+1 Recommend
0 collections
      • Record: found
      • Abstract: not found
      • Article: not found

      Measuring potentially avoidable hospital readmissions

      , , , , ,

      Journal of Clinical Epidemiology

      Elsevier BV

      Read this article at

          There is no author summary for this article yet. Authors can add summaries to their articles on ScienceOpen to make them more accessible to a non-specialist audience.


          The objectives of this study were to develop a computerized method to screen for potentially avoidable hospital readmissions using routinely collected data and a prediction model to adjust rates for case mix. We studied hospital information system data of a random sample of 3,474 inpatients discharged alive in 1997 from a university hospital and medical records of those (1,115) readmitted within 1 year. The gold standard was set on the basis of the hospital data and medical records: all readmissions were classified as foreseen readmissions, unforeseen readmissions for a new affection, or unforeseen readmissions for a previously known affection. The latter category was submitted to a systematic medical record review to identify the main cause of readmission. Potentially avoidable readmissions were defined as a subgroup of unforeseen readmissions for a previously known affection occurring within an appropriate interval, set to maximize the chance of detecting avoidable readmissions. The computerized screening algorithm was strictly based on routine statistics: diagnosis and procedures coding and admission mode. The prediction was based on a Poisson regression model. There were 454 (13.1%) unforeseen readmissions for a previously known affection within 1 year. Fifty-nine readmissions (1.7%) were judged avoidable, most of them occurring within 1 month, which was the interval used to define potentially avoidable readmissions (n = 174, 5.0%). The intra-sample sensitivity and specificity of the screening algorithm both reached approximately 96%. Higher risk for potentially avoidable readmission was associated with previous hospitalizations, high comorbidity index, and long length of stay; lower risk was associated with surgery and delivery. The model offers satisfactory predictive performance and a good medical plausibility. The proposed measure could be used as an indicator of inpatient care outcome. However, the instrument should be validated using other sets of data from various hospitals.

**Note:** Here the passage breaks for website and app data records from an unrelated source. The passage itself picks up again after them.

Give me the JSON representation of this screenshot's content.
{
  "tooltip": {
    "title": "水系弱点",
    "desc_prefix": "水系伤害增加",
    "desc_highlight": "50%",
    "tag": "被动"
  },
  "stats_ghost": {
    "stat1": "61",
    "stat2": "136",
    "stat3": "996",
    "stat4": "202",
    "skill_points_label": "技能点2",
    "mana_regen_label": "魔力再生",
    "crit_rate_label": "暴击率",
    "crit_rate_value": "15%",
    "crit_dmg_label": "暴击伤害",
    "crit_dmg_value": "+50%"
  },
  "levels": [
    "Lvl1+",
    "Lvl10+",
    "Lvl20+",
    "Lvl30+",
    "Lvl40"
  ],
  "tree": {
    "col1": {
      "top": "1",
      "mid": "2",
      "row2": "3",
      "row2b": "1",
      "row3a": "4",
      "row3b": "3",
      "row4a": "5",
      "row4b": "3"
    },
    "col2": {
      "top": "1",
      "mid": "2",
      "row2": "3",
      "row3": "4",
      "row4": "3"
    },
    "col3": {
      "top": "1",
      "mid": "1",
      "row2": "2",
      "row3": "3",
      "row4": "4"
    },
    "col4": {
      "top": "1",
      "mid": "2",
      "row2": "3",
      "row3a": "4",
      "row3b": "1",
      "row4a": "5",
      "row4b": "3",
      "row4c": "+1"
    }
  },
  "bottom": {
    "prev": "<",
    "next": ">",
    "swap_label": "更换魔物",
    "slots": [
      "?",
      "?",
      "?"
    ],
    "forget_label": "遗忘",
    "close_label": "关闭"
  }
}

          Related collections

          Author and article information

          Journal of Clinical Epidemiology
          Journal of Clinical Epidemiology
          Elsevier BV
          June 2002
          June 2002
          : 55
          : 6
          : 573-587
          © 2002


          Comment on this article